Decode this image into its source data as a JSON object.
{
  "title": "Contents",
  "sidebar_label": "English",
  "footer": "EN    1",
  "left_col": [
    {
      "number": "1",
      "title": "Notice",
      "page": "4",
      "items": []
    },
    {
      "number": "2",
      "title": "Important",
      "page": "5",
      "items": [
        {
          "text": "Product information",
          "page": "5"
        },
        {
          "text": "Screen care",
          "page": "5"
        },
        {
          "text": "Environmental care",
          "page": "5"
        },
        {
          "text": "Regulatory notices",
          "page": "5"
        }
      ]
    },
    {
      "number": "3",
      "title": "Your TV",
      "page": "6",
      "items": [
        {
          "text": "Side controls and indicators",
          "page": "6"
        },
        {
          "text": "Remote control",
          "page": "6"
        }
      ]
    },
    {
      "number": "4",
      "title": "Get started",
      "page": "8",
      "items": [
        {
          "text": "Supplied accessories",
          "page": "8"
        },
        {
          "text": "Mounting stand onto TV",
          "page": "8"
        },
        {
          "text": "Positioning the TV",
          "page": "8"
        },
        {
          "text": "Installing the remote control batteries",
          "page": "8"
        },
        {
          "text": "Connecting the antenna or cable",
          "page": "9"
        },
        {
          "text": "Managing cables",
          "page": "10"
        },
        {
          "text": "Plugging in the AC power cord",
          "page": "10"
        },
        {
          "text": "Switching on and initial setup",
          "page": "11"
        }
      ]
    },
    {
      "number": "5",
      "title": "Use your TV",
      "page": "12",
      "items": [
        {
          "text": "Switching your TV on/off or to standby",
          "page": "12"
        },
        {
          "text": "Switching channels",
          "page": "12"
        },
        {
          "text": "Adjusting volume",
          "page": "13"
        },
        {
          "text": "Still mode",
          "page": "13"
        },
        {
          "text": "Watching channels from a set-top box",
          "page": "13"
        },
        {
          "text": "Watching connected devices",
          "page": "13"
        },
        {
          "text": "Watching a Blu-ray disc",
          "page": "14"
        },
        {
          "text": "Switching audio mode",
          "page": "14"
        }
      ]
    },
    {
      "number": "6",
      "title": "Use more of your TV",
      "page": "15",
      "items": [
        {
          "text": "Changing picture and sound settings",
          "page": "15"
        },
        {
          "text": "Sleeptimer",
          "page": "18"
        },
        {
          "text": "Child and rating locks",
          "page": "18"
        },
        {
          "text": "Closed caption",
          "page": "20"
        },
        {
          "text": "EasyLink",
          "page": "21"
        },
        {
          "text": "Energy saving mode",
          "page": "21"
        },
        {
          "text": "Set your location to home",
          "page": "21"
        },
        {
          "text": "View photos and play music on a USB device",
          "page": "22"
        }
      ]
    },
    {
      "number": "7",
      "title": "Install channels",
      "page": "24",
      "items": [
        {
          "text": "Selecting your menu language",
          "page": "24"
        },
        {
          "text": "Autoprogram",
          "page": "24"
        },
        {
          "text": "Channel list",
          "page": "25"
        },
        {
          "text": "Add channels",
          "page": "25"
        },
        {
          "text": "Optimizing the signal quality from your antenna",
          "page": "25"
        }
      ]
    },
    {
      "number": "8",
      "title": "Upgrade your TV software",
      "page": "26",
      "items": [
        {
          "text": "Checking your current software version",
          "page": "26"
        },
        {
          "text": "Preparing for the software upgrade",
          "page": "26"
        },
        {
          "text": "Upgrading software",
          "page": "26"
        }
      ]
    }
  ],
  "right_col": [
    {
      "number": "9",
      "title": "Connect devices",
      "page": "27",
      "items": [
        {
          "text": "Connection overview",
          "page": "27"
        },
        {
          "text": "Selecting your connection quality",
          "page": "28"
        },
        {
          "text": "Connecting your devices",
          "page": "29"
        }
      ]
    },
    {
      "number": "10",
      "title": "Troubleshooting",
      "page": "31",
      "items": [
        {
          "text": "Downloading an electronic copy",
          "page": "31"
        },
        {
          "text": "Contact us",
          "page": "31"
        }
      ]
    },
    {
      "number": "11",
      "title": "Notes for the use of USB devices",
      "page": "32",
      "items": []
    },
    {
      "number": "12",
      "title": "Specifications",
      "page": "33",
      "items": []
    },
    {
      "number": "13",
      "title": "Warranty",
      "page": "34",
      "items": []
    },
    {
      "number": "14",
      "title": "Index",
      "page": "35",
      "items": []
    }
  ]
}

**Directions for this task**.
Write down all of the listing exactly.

**Result of the exercise**.
Decode this image into its source data as a JSON object.
{
  "title": "Contents",
  "sidebar_label": "English",
  "footer": "EN    1",
  "left_col": [
    {
      "number": "1",
      "title": "Notice",
      "page": "4",
      "items": []
    },
    {
      "number": "2",
      "title": "Important",
      "page": "5",
      "items": [
        {
          "text": "Product information",
          "page": "5"
        },
        {
          "text": "Screen care",
          "page": "5"
        },
        {
          "text": "Environmental care",
          "page": "5"
        },
        {
          "text": "Regulatory notices",
          "page": "5"
        }
      ]
    },
    {
      "number": "3",
      "title": "Your TV",
      "page": "6",
      "items": [
        {
          "text": "Side controls and indicators",
          "page": "6"
        },
        {
          "text": "Remote control",
          "page": "6"
        }
      ]
    },
    {
      "number": "4",
      "title": "Get started",
      "page": "8",
      "items": [
        {
          "text": "Supplied accessories",
          "page": "8"
        },
        {
          "text": "Mounting stand onto TV",
          "page": "8"
        },
        {
          "text": "Positioning the TV",
          "page": "8"
        },
        {
          "text": "Installing the remote control batteries",
          "page": "8"
        },
        {
          "text": "Connecting the antenna or cable",
          "page": "9"
        },
        {
          "text": "Managing cables",
          "page": "10"
        },
        {
          "text": "Plugging in the AC power cord",
          "page": "10"
        },
        {
          "text": "Switching on and initial setup",
          "page": "11"
        }
      ]
    },
    {
      "number": "5",
      "title": "Use your TV",
      "page": "12",
      "items": [
        {
          "text": "Switching your TV on/off or to standby",
          "page": "12"
        },
        {
          "text": "Switching channels",
          "page": "12"
        },
        {
          "text": "Adjusting volume",
          "page": "13"
        },
        {
          "text": "Still mode",
          "page": "13"
        },
        {
          "text": "Watching channels from a set-top box",
          "page": "13"
        },
        {
          "text": "Watching connected devices",
          "page": "13"
        },
        {
          "text": "Watching a Blu-ray disc",
          "page": "14"
        },
        {
          "text": "Switching audio mode",
          "page": "14"
        }
      ]
    },
    {
      "number": "6",
      "title": "Use more of your TV",
      "page": "15",
      "items": [
        {
          "text": "Changing picture and sound settings",
          "page": "15"
        },
        {
          "text": "Sleeptimer",
          "page": "18"
        },
        {
          "text": "Child and rating locks",
          "page": "18"
        },
        {
          "text": "Closed caption",
          "page": "20"
        },
        {
          "text": "EasyLink",
          "page": "21"
        },
        {
          "text": "Energy saving mode",
          "page": "21"
        },
        {
          "text": "Set your location to home",
          "page": "21"
        },
        {
          "text": "View photos and play music on a USB device",
          "page": "22"
        }
      ]
    },
    {
      "number": "7",
      "title": "Install channels",
      "page": "24",
      "items": [
        {
          "text": "Selecting your menu language",
          "page": "24"
        },
        {
          "text": "Autoprogram",
          "page": "24"
        },
        {
          "text": "Channel list",
          "page": "25"
        },
        {
          "text": "Add channels",
          "page": "25"
        },
        {
          "text": "Optimizing the signal quality from your antenna",
          "page": "25"
        }
      ]
    },
    {
      "number": "8",
      "title": "Upgrade your TV software",
      "page": "26",
      "items": [
        {
          "text": "Checking your current software version",
          "page": "26"
        },
        {
          "text": "Preparing for the software upgrade",
          "page": "26"
        },
        {
          "text": "Upgrading software",
          "page": "26"
        }
      ]
    }
  ],
  "right_col": [
    {
      "number": "9",
      "title": "Connect devices",
      "page": "27",
      "items": [
        {
          "text": "Connection overview",
          "page": "27"
        },
        {
          "text": "Selecting your connection quality",
          "page": "28"
        },
        {
          "text": "Connecting your devices",
          "page": "29"
        }
      ]
    },
    {
      "number": "10",
      "title": "Troubleshooting",
      "page": "31",
      "items": [
        {
          "text": "Downloading an electronic copy",
          "page": "31"
        },
        {
          "text": "Contact us",
          "page": "31"
        }
      ]
    },
    {
      "number": "11",
      "title": "Notes for the use of USB devices",
      "page": "32",
      "items": []
    },
    {
      "number": "12",
      "title": "Specifications",
      "page": "33",
      "items": []
    },
    {
      "number": "13",
      "title": "Warranty",
      "page": "34",
      "items": []
    },
    {
      "number": "14",
      "title": "Index",
      "page": "35",
      "items": []
    }
  ]
}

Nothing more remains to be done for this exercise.